Continuing on is Paddington Station!
Opening its doors in 1854, it connects southwest England and south Wales to London. Paddington Station is also a major stop on the Underground and transports passengers who take the Heathrow Express to and from the airport. This gorgeous station was designed by architect Isambard Kingdom Brunel, and sits beneath wrought iron and steel coverings clad in glass. Inside you will find a bronze statue of Paddington the Bear by sculptor Marcus Cornish. Some fun things to do in the area include experiencing Regent’s Canal by boat, exploring Kensington Palace and Gardens, Serpentine Gallery, or taking in a play in the open air theatre.
Our next stop is Liverpool Street!
Opened in 1874, Liverpool Street Station is located in some of London’s most exciting and hippest neighborhoods. 123 million passengers pass under its stunning roof to access the Underground and rail services to and from Norwich, Cambridge, and Stansted airport. A fun fact is that this station sits on the site of the original Bethlem Royal Hospital, which treated mentally ill patients in the 14th century. While on your student tour, stop by London’s Spitalfields Market which boasts a wonderful assortment of restaurants and shops.

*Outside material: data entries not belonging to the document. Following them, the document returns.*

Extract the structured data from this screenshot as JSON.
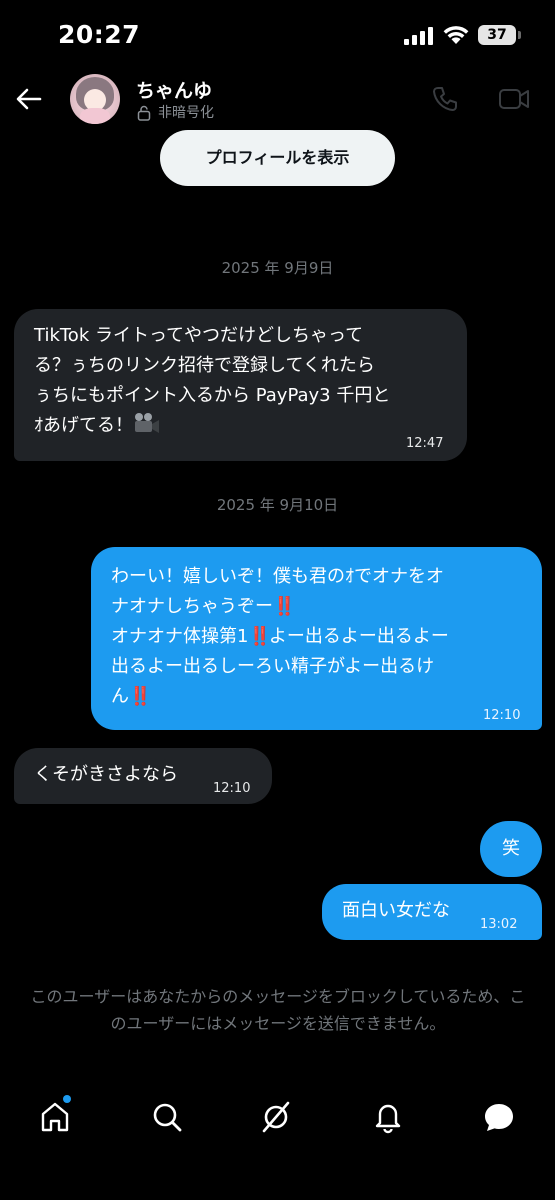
{
  "status_bar": {
    "time": "20:27",
    "battery": "37"
  },
  "header": {
    "name": "ちゃんゆ",
    "encryption": "非暗号化",
    "icons": [
      "back-arrow-icon",
      "lock-icon",
      "phone-icon",
      "video-icon"
    ]
  },
  "profile_button": "プロフィールを表示",
  "dates": [
    "2025 年 9月9日",
    "2025 年 9月10日"
  ],
  "messages": [
    {
      "direction": "in",
      "lines": [
        "TikTok ライトってやつだけどしちゃって",
        "る？ぅちのリンク招待で登録してくれたら",
        "ぅちにもポイント入るから PayPay3 千円と",
        "ｵあげてる！"
      ],
      "emoji": "movie-camera",
      "time": "12:47"
    },
    {
      "direction": "out",
      "lines": [
        "わーい！嬉しいぞ！僕も君のｵでオナをオ",
        "ナオナしちゃうぞー",
        "オナオナ体操第1",
        "よー出るよー出るよー",
        "出るよー出るしーろい精子がよー出るけ",
        "ん"
      ],
      "emoji": "‼️",
      "time": "12:10"
    },
    {
      "direction": "in",
      "text": "くそがきさよなら",
      "time": "12:10"
    },
    {
      "direction": "out",
      "text": "笑"
    },
    {
      "direction": "out",
      "text": "面白い女だな",
      "time": "13:02"
    }
  ],
  "notice": "このユーザーはあなたからのメッセージをブロックしているため、このユーザーにはメッセージを送信できません。",
  "bottom_nav": [
    "home-icon",
    "search-icon",
    "grok-icon",
    "notifications-icon",
    "messages-icon"
  ],
  "colors": {
    "outgoing": "#1d9bf0",
    "incoming": "#202327",
    "background": "#000000",
    "muted": "#71767b"
  }
}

The final stop on our Underground adventure is London Waterloo!
Serving as the largest of all the United Kingdom’s stations, London Waterloo covers a staggering 24.5 acres. Originally opened in 1848, it went under construction between 1900 and 1922. Seeing as the station is largest it only makes sense that it’s also the busiest. The station bustles with activity at all times of the day with more than 91 million passengers passing through annually. London Waterloo may look familiar because it played a fundamental role in the film The Bourne Ultimatum. It was also the site where ABBA posed in 1974 to promote their song “Waterloo.” If you’re looking for something to do on your free day of your educational tour try visiting the Garden Museum, the popular London Eye, or the Old Vic Theatre.
Well that’s it! I hope you enjoyed learning about some of London’s most iconic Underground stations. If you happen to be in London this year, why not stop at one of these stations and post a picture on EA Tours’ Facebook. We’d love to see them!
Have a great day!